Entries from a dataset of interfaces:
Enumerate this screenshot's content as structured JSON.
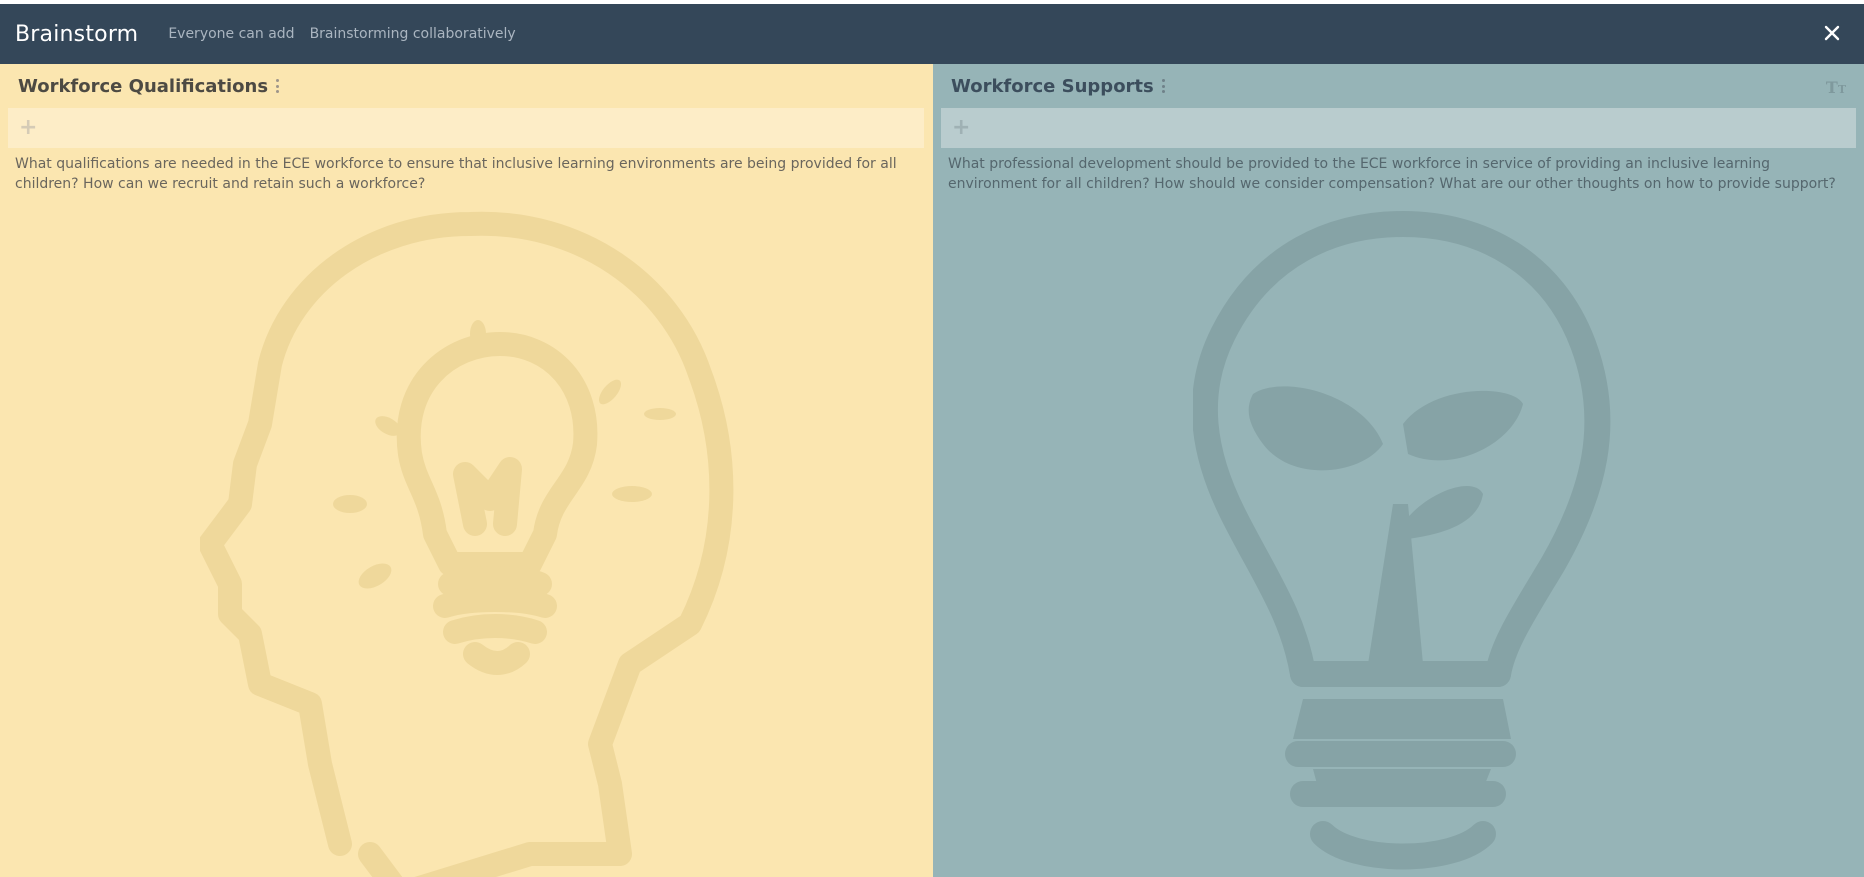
{
  "app": {
    "title": "Brainstorm",
    "meta_permission": "Everyone can add",
    "meta_mode": "Brainstorming collaboratively",
    "close_icon": "close-icon"
  },
  "columns": [
    {
      "title": "Workforce Qualifications",
      "prompt": "What qualifications are needed in the ECE workforce to ensure that inclusive learning environments are being provided for all children? How can we recruit and retain such a workforce?",
      "background_color": "#fbe6b0",
      "illustration": "head-with-lightbulb-icon"
    },
    {
      "title": "Workforce Supports",
      "prompt": "What professional development should be provided to the ECE workforce in service of providing an inclusive learning environment for all children? How should we consider compensation? What are our other thoughts on how to provide support?",
      "background_color": "#96b4b7",
      "illustration": "lightbulb-with-sprout-icon"
    }
  ],
  "colors": {
    "topbar": "#344759",
    "left_column": "#fbe6b0",
    "right_column": "#96b4b7"
  }
}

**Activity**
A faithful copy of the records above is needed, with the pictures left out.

**Exercise result**
Enumerate this screenshot's content as structured JSON.
{
  "app": {
    "title": "Brainstorm",
    "meta_permission": "Everyone can add",
    "meta_mode": "Brainstorming collaboratively",
    "close_icon": "close-icon"
  },
  "columns": [
    {
      "title": "Workforce Qualifications",
      "prompt": "What qualifications are needed in the ECE workforce to ensure that inclusive learning environments are being provided for all children? How can we recruit and retain such a workforce?",
      "background_color": "#fbe6b0",
      "illustration": "head-with-lightbulb-icon"
    },
    {
      "title": "Workforce Supports",
      "prompt": "What professional development should be provided to the ECE workforce in service of providing an inclusive learning environment for all children? How should we consider compensation? What are our other thoughts on how to provide support?",
      "background_color": "#96b4b7",
      "illustration": "lightbulb-with-sprout-icon"
    }
  ],
  "colors": {
    "topbar": "#344759",
    "left_column": "#fbe6b0",
    "right_column": "#96b4b7"
  }
}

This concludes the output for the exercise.